It is relatively easy to produce a professional-looking website on the Internet (including pictures, movies, and other "evidence") that presents an unusual or far-fetched argument such as Creationism (as opposed to evolution) or that global warming does not exist. Because such positions are held by only a minority of people, they do not get a lot of play on mainstream media. But the Internet, which spreads stories through "viral" propagation (people e-mailing their friends and so on), increases the reach of such fringe opinions.
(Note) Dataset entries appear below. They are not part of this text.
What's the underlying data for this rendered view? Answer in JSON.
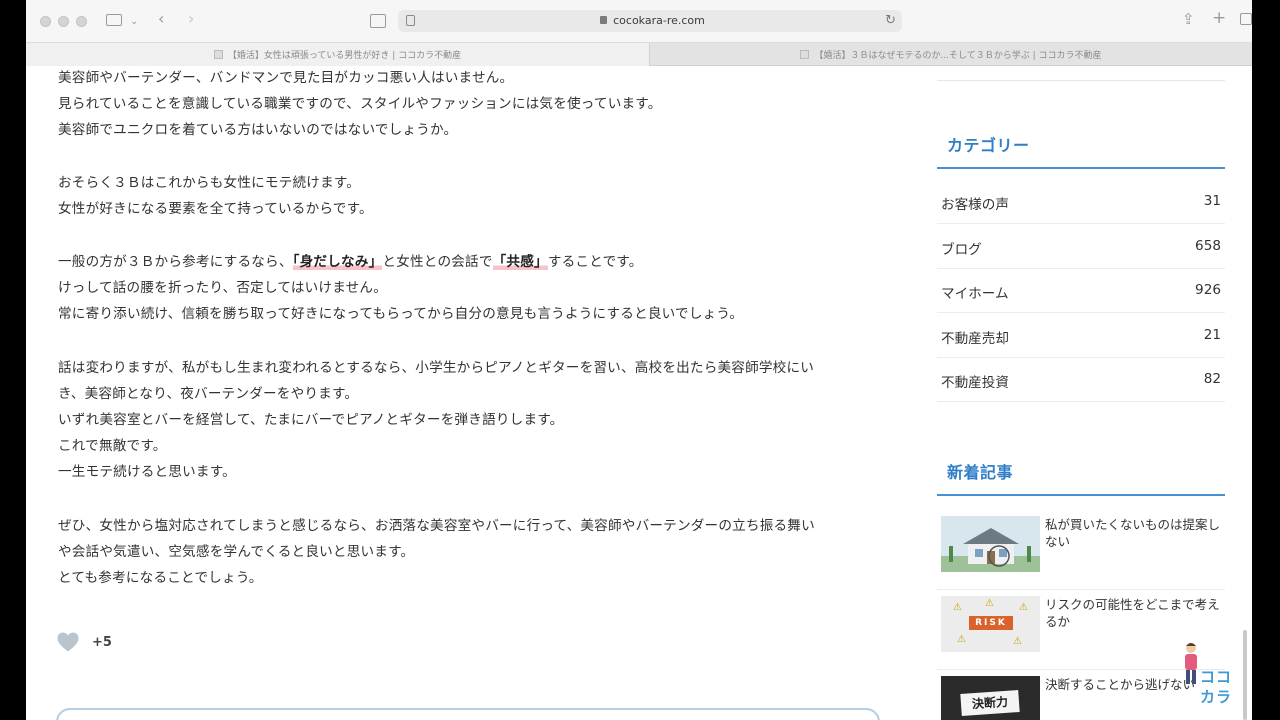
{
  "browser": {
    "url": "cocokara-re.com",
    "tabs": [
      {
        "label": "【婚活】女性は頑張っている男性が好き | ココカラ不動産",
        "active": true
      },
      {
        "label": "【婚活】３Ｂはなぜモテるのか...そして３Ｂから学ぶ | ココカラ不動産",
        "active": false
      }
    ]
  },
  "article": {
    "lines": [
      {
        "text": "美容師やバーテンダー、バンドマンで見た目がカッコ悪い人はいません。"
      },
      {
        "text": "見られていることを意識している職業ですので、スタイルやファッションには気を使っています。"
      },
      {
        "text": "美容師でユニクロを着ている方はいないのではないでしょうか。"
      },
      {
        "text": "おそらく３Ｂはこれからも女性にモテ続けます。"
      },
      {
        "text": "女性が好きになる要素を全て持っているからです。"
      },
      {
        "pre": "一般の方が３Ｂから参考にするなら、",
        "hl1": "「身だしなみ」",
        "mid": "と女性との会話で",
        "hl2": "「共感」",
        "post": "することです。"
      },
      {
        "text": "けっして話の腰を折ったり、否定してはいけません。"
      },
      {
        "text": "常に寄り添い続け、信頼を勝ち取って好きになってもらってから自分の意見も言うようにすると良いでしょう。"
      },
      {
        "text": "話は変わりますが、私がもし生まれ変われるとするなら、小学生からピアノとギターを習い、高校を出たら美容師学校にい"
      },
      {
        "text": "き、美容師となり、夜バーテンダーをやります。"
      },
      {
        "text": "いずれ美容室とバーを経営して、たまにバーでピアノとギターを弾き語りします。"
      },
      {
        "text": "これで無敵です。"
      },
      {
        "text": "一生モテ続けると思います。"
      },
      {
        "text": "ぜひ、女性から塩対応されてしまうと感じるなら、お洒落な美容室やバーに行って、美容師やバーテンダーの立ち振る舞い"
      },
      {
        "text": "や会話や気遣い、空気感を学んでくると良いと思います。"
      },
      {
        "text": "とても参考になることでしょう。"
      }
    ],
    "like_count": "+5"
  },
  "sidebar": {
    "categories_title": "カテゴリー",
    "categories": [
      {
        "name": "お客様の声",
        "count": "31"
      },
      {
        "name": "ブログ",
        "count": "658"
      },
      {
        "name": "マイホーム",
        "count": "926"
      },
      {
        "name": "不動産売却",
        "count": "21"
      },
      {
        "name": "不動産投資",
        "count": "82"
      }
    ],
    "recent_title": "新着記事",
    "recent_posts": [
      {
        "title": "私が買いたくないものは提案しない",
        "thumb": "house"
      },
      {
        "title": "リスクの可能性をどこまで考えるか",
        "thumb": "risk",
        "thumb_text": "RISK"
      },
      {
        "title": "決断することから逃げない",
        "thumb": "decision",
        "thumb_text": "決断力"
      }
    ]
  },
  "logo": {
    "line1": "ココ",
    "line2": "カラ"
  },
  "colors": {
    "accent": "#2f7ec9",
    "highlight": "#f7c3c7",
    "heart": "#b9c4cc"
  }
}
The holders of fringe opinions are often strongly committed to their beliefs, and show a lot of zeal to convert others to their point of view. The Internet, based on the principle of free speech, does not shut anyone out, however unusual her/his claims might be. Our tendency to share unusual stories with our friends makes sure that many others are exposed to our "find". Finally, once we start believing in a certain theory, we tend to seek out evidence that agrees with it, and neglect evidence that goes against it (this is called the confirmation bias in psychology). All these factors make the Internet a fertile ground for the propagation of fringe opinions.
Faced with a large volume of information, that too well-organized and presented with seeming coherence, it is easy for us to mistake fringe opinions for scientific truth. However, most of us develop skepticism towards information with an unusual slant that comes from only one or a few sources, while most other websites on the same topic hold a different point of view. For instance, if a website tried to persuade us that the earth is flat (example) or that earth does not move (example), we could find literally hundreds of others that argue just the opposite; that should set us straight. Even if we did not find the opposing websites, a dose of critical thinking should serve us well - what is the basis of the claim, and how credible is the evidence presented.
A particular type of fringe opinion that flourishes on the Internet is conspiracy theories. From the Kennedy assassination to Princess Diana's death, from the claimed UFO sightings in Area 51 to the claim that the SARS virus escaped from a lab, conspiracy theories abound on the Internet. Some, like the theory that the US government staged the 9/11 attacks for political motives, receive so much attention that Government spokespersons have to explicitly deny them in the press. This is because the "evidence" for such conspiracies is skillfully presented: a mix of words, pictures and videos chosen to support the theory. Viral transmission on the Internet makes them common talking points among friends, raising their visibility and gaining more believers.
Conspiracy theories blur the distinction between fact and fiction and produce best-selling novels and TV shows such as The X-Files and Men In Black. One way to guard against taking them too seriously is to consider the intelligence, power and secrecy the government (or other conspirator) must be capable of to pull off the conspiracy. If the demands seem too great, we might be looking at a conspiracy theory.